Toblerone will have to remove the word "Switzerland" from its packaging for legal reasons since the mountain-shaped chocolate bar will no longer be produced solely in Switzerland from 2023. Toblerone will, however, open a new production facility in Slovakia by the end of 2022 "to meet the growing demand," according to the brand's owner, American food corporation Mondelez International.
- The world-famous triangular chocolate has been made in Bern, in the core of the Alpine country, since it was first created in 1908 in the Tobler family factory.
- Some Swiss people reportedly found the move difficult to accept because they didn't want to see a beloved national symbol leave the country, especially one that featured the Matterhorn Mountain's iconic pyramid shape on its packaging.
According to Mondelez, the opening of the Slovakia facility, where the company manufactures Milka and Suchard chocolates, "will unlock significant capacity," eventually enabling it to "manufacture millions of additional bars." "For legal reasons, the changes we're bringing to our production require us to adjust our packaging to comply with the Swiss law, particularly to remove the word 'Switzerland' from the packaging front," it added.
Mondelez International reportedly stated that it would continue investing in the Bern plant, dubbed "the homeland of Toblerone." "Bern is an important part of our history and will continue to be so in the future," the company said.
In a year, Toblerone manufactures seven billion chocolate bars of which 97% are exported to more than 120 countries. According to Mondelez, one bar is bought every two seconds in airport duty-free shops all over the world. Notably, the name is a play on Tobler and "torrone," the Italian word for honey-almond nougat, according to reports.
"For the export, I wouldn't assume that this plays a role, at least for its current customers," stated Lausanne University's marketing professor Tobias Schlager. "Some like Toblerone for its taste, some for its form, some for its packaging—and some as it is Swiss. This may have an impact, but I assume this impact will be fairly small and not long-lasting," he added.

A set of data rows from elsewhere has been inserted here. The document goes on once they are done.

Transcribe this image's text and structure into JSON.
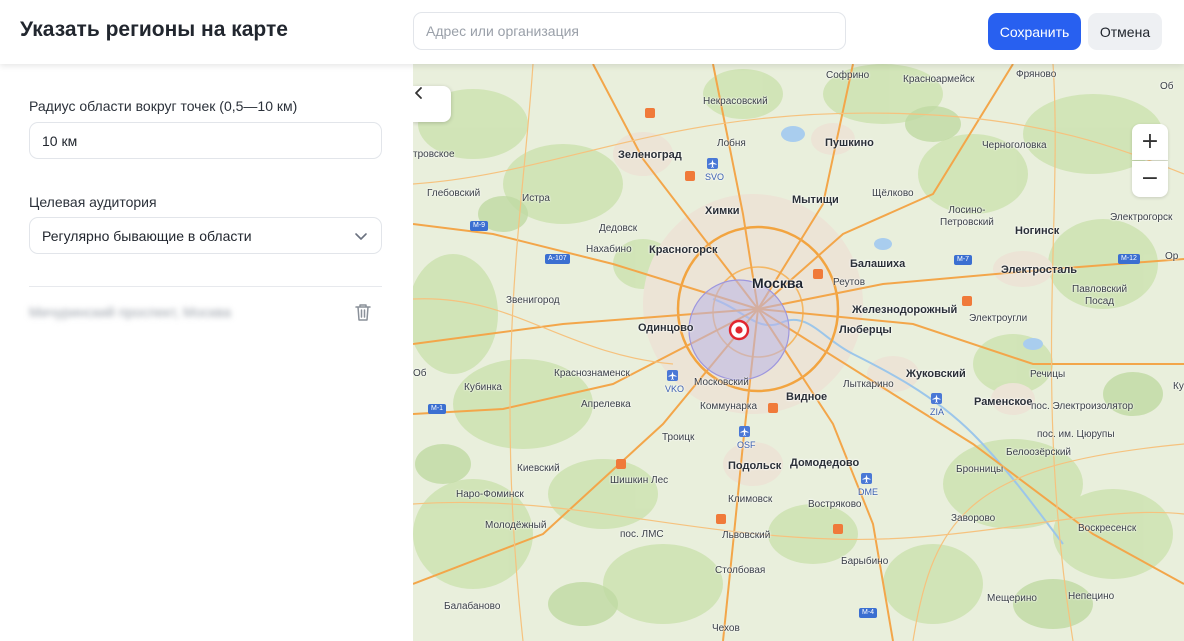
{
  "header": {
    "title": "Указать регионы на карте",
    "search_placeholder": "Адрес или организация",
    "save_label": "Сохранить",
    "cancel_label": "Отмена"
  },
  "panel": {
    "radius_label": "Радиус области вокруг точек (0,5—10 км)",
    "radius_value": "10 км",
    "audience_label": "Целевая аудитория",
    "audience_value": "Регулярно бывающие в области",
    "region_name": "Мичуринский проспект, Москва"
  },
  "map": {
    "labels": {
      "sofrino": "Софрино",
      "krasnoarmeysk": "Красноармейск",
      "fryanovo": "Фряново",
      "nekrasovsky": "Некрасовский",
      "lobnya": "Лобня",
      "pushkino": "Пушкино",
      "zelenograd": "Зеленоград",
      "chernogolovka": "Черноголовка",
      "trovskoe": "тровское",
      "glebovsky": "Глебовский",
      "istra": "Истра",
      "khimki": "Химки",
      "mytishchi": "Мытищи",
      "shchelkovo": "Щёлково",
      "losino": "Лосино-\nПетровский",
      "elektrogorsk": "Электрогорск",
      "dedovsk": "Дедовск",
      "nakhabino": "Нахабино",
      "krasnogorsk": "Красногорск",
      "noginsk": "Ногинск",
      "balashikha": "Балашиха",
      "elektrostal": "Электросталь",
      "moskva": "Москва",
      "reutov": "Реутов",
      "zvenigorod": "Звенигород",
      "pavlovsky": "Павловский\nПосад",
      "zheleznodorozhny": "Железнодорожный",
      "elektrougli": "Электроугли",
      "odintsovo": "Одинцово",
      "lyubertsy": "Люберцы",
      "kubinka": "Кубинка",
      "krasnoznamensk": "Краснознаменск",
      "moskovsky": "Московский",
      "lytkarino": "Лыткарино",
      "zhukovsky": "Жуковский",
      "rechitsy": "Речицы",
      "aprelevka": "Апрелевка",
      "kommunarka": "Коммунарка",
      "vidnoe": "Видное",
      "ramenskoe": "Раменское",
      "elektroizolyator": "пос. Электроизолятор",
      "troitsk": "Троицк",
      "im_tsyurupy": "пос. им. Цюрупы",
      "beloozersky": "Белоозёрский",
      "kievsky": "Киевский",
      "podolsk": "Подольск",
      "domodedovo": "Домодедово",
      "bronnitsy": "Бронницы",
      "naro_fominsk": "Наро-Фоминск",
      "shishkin_les": "Шишкин Лес",
      "klimovsk": "Климовск",
      "vostryakovo": "Востряково",
      "zavorovo": "Заворово",
      "molodezhny": "Молодёжный",
      "pos_lms": "пос. ЛМС",
      "lvovsky": "Львовский",
      "voskresensk": "Воскресенск",
      "barybino": "Барыбино",
      "stolbovaya": "Столбовая",
      "balabanovo": "Балабаново",
      "meshcherino": "Мещерино",
      "nepetsino": "Непецино",
      "chekhov": "Чехов",
      "ob": "Об",
      "or": "Ор",
      "kur": "Кур"
    },
    "airports": {
      "svo": "SVO",
      "vko": "VKO",
      "osf": "OSF",
      "dme": "DME",
      "zia": "ZIA"
    },
    "roads": {
      "m9": "М-9",
      "a107": "А-107",
      "m7": "М-7",
      "m12": "М-12",
      "m1": "М-1",
      "m4": "М-4"
    },
    "zoom_in": "+",
    "zoom_out": "−",
    "colors": {
      "circle_fill": "#b9b4e8",
      "marker": "#e2262f",
      "primary": "#2860f0"
    }
  }
}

The new plant of the company will be in Bratislava, Slovakia. Notably, Toblerone was also added to a list of iconic goods no longer produced solely in Switzerland, which also included Ovaltine, Milka chocolate, and Sugus candies, by the Swiss newspaper Le Temps.